**EXTRACTED MATERIAL:**
# # # # # # #

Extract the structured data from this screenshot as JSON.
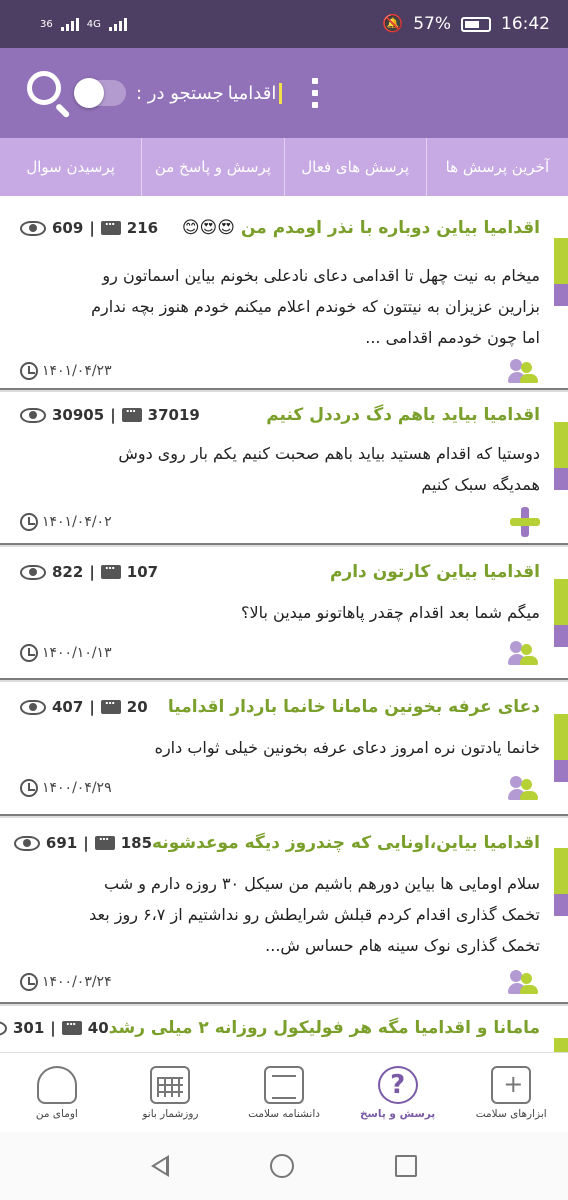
{
  "status_bar": {
    "network_left": "36",
    "network_right": "4G",
    "battery": "57%",
    "time": "16:42"
  },
  "header": {
    "search_label": "جستجو در :",
    "search_value": "اقدامیا"
  },
  "tabs": [
    {
      "label": "آخرین پرسش ها"
    },
    {
      "label": "پرسش های فعال"
    },
    {
      "label": "پرسش و پاسخ من"
    },
    {
      "label": "پرسیدن سوال"
    }
  ],
  "questions": [
    {
      "title": "اقدامیا بیاین دوباره با نذر اومدم من",
      "emojis": "😍😍😊",
      "comments": "216",
      "views": "609",
      "body_lines": [
        "میخام به نیت چهل تا اقدامی دعای نادعلی بخونم  بیاین اسماتون رو",
        "بزارین عزیزان به نیتتون که خوندم اعلام میکنم  خودم هنوز بچه ندارم",
        "اما چون خودمم اقدامی ..."
      ],
      "date": "۱۴۰۱/۰۴/۲۳",
      "avatar_icon": "users-icon"
    },
    {
      "title": "اقدامیا بیاید باهم دگ درددل کنیم",
      "emojis": "",
      "comments": "37019",
      "views": "30905",
      "body_lines": [
        "دوستیا که اقدام هستید بیاید باهم صحبت کنیم یکم بار روی دوش",
        "همدیگه سبک کنیم"
      ],
      "date": "۱۴۰۱/۰۴/۰۲",
      "avatar_icon": "plus-icon"
    },
    {
      "title": "اقدامیا بیاین کارتون دارم",
      "emojis": "",
      "comments": "107",
      "views": "822",
      "body_lines": [
        "میگم شما بعد اقدام چقدر پاهاتونو میدین بالا؟"
      ],
      "date": "۱۴۰۰/۱۰/۱۳",
      "avatar_icon": "users-icon"
    },
    {
      "title": "دعای عرفه بخونین مامانا خانما باردار اقدامیا",
      "emojis": "",
      "comments": "20",
      "views": "407",
      "body_lines": [
        "خانما یادتون نره امروز دعای عرفه بخونین خیلی ثواب داره"
      ],
      "date": "۱۴۰۰/۰۴/۲۹",
      "avatar_icon": "users-icon"
    },
    {
      "title": "اقدامیا بیاین،اونایی که چندروز دیگه موعدشونه",
      "emojis": "",
      "comments": "185",
      "views": "691",
      "body_lines": [
        "سلام اومایی ها بیاین دورهم باشیم  من سیکل ۳۰ روزه دارم و شب",
        "تخمک گذاری اقدام کردم قبلش شرایطش رو نداشتیم از ۶،۷ روز بعد",
        "تخمک گذاری نوک سینه هام حساس ش..."
      ],
      "date": "۱۴۰۰/۰۳/۲۴",
      "avatar_icon": "users-icon"
    },
    {
      "title": "مامانا و اقدامیا مگه هر فولیکول روزانه ۲ میلی رشد",
      "emojis": "",
      "comments": "40",
      "views": "301",
      "body_lines": [],
      "date": "",
      "avatar_icon": ""
    }
  ],
  "bottom_nav": [
    {
      "label": "ابزارهای سلامت",
      "icon": "health-kit-icon"
    },
    {
      "label": "پرسش و پاسخ",
      "icon": "question-icon",
      "active": true
    },
    {
      "label": "دانشنامه سلامت",
      "icon": "encyclopedia-icon"
    },
    {
      "label": "روزشمار بانو",
      "icon": "calendar-icon"
    },
    {
      "label": "اومای من",
      "icon": "profile-icon"
    }
  ],
  "colors": {
    "status_bar": "#4d3e63",
    "header": "#9171b7",
    "tabs": "#c7a9e4",
    "title_green": "#7a9f2a",
    "stripe_green": "#b5d136",
    "stripe_purple": "#9d78c2",
    "active_nav": "#7a5aa6"
  }
}
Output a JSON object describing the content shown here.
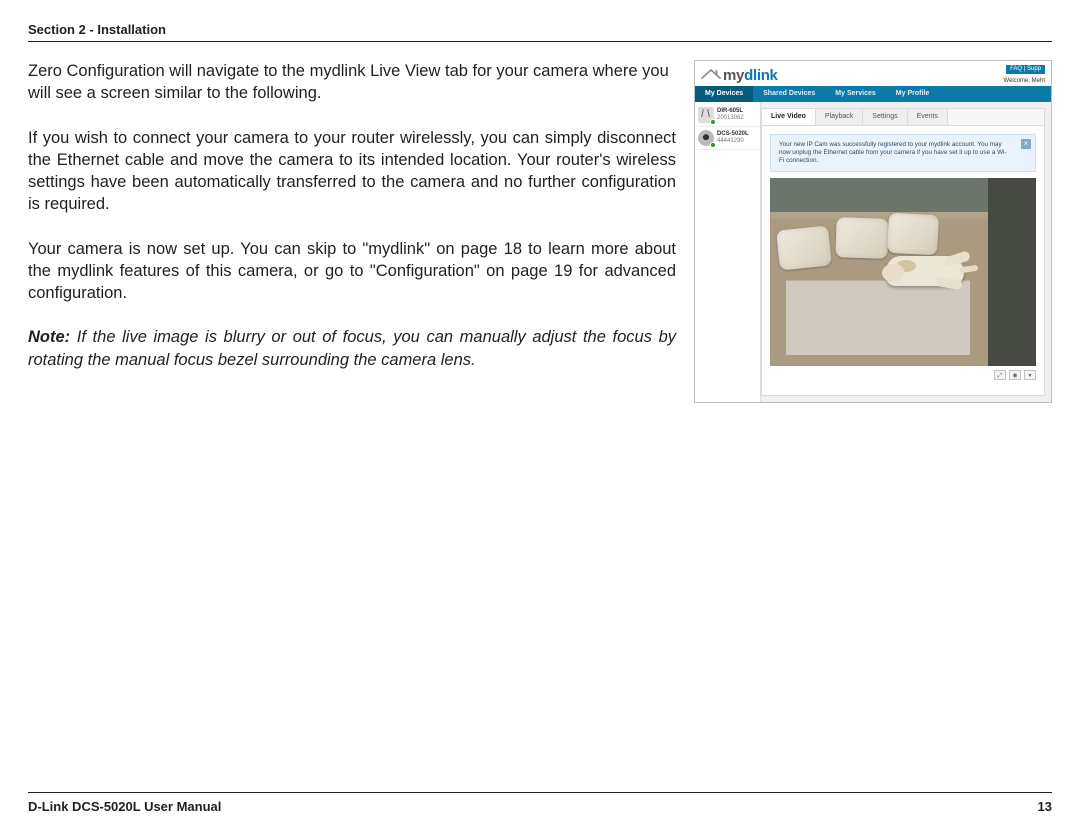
{
  "header": {
    "section_title": "Section 2 - Installation"
  },
  "body": {
    "p1": "Zero Configuration will navigate to the mydlink Live View tab for your camera where you will see a screen similar to the following.",
    "p2": "If you wish to connect your camera to your router wirelessly, you can simply disconnect the Ethernet cable and move the camera to its intended location. Your router's wireless settings have been automatically transferred to the camera and no further configuration is required.",
    "p3": "Your camera is now set up. You can skip to \"mydlink\" on page 18 to learn more about the mydlink features of this camera, or go to \"Configuration\" on page 19 for advanced configuration.",
    "note_label": "Note:",
    "note_text": " If the live image is blurry or out of focus, you can manually adjust the focus by rotating the manual focus bezel surrounding the camera lens."
  },
  "screenshot": {
    "brand_my": "my",
    "brand_dlink": "dlink",
    "faq": "FAQ | Supp",
    "welcome": "Welcome, Meht",
    "nav": [
      "My Devices",
      "Shared Devices",
      "My Services",
      "My Profile"
    ],
    "devices": [
      {
        "name": "DIR-605L",
        "id": "20013062"
      },
      {
        "name": "DCS-5020L",
        "id": "44441290"
      }
    ],
    "tabs": [
      "Live Video",
      "Playback",
      "Settings",
      "Events"
    ],
    "notice": "Your new IP Cam was successfully registered to your mydlink account. You may now unplug the Ethernet cable from your camera if you have set it up to use a Wi-Fi connection.",
    "close": "×"
  },
  "footer": {
    "manual": "D-Link DCS-5020L User Manual",
    "page": "13"
  }
}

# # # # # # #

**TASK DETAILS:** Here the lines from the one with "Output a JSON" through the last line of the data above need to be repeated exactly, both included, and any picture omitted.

**EXERCISE ANSWER:**
Output a JSON object describing the content shown here.
{
  "header": {
    "section_title": "Section 2 - Installation"
  },
  "body": {
    "p1": "Zero Configuration will navigate to the mydlink Live View tab for your camera where you will see a screen similar to the following.",
    "p2": "If you wish to connect your camera to your router wirelessly, you can simply disconnect the Ethernet cable and move the camera to its intended location. Your router's wireless settings have been automatically transferred to the camera and no further configuration is required.",
    "p3": "Your camera is now set up. You can skip to \"mydlink\" on page 18 to learn more about the mydlink features of this camera, or go to \"Configuration\" on page 19 for advanced configuration.",
    "note_label": "Note:",
    "note_text": " If the live image is blurry or out of focus, you can manually adjust the focus by rotating the manual focus bezel surrounding the camera lens."
  },
  "screenshot": {
    "brand_my": "my",
    "brand_dlink": "dlink",
    "faq": "FAQ | Supp",
    "welcome": "Welcome, Meht",
    "nav": [
      "My Devices",
      "Shared Devices",
      "My Services",
      "My Profile"
    ],
    "devices": [
      {
        "name": "DIR-605L",
        "id": "20013062"
      },
      {
        "name": "DCS-5020L",
        "id": "44441290"
      }
    ],
    "tabs": [
      "Live Video",
      "Playback",
      "Settings",
      "Events"
    ],
    "notice": "Your new IP Cam was successfully registered to your mydlink account. You may now unplug the Ethernet cable from your camera if you have set it up to use a Wi-Fi connection.",
    "close": "×"
  },
  "footer": {
    "manual": "D-Link DCS-5020L User Manual",
    "page": "13"
  }
}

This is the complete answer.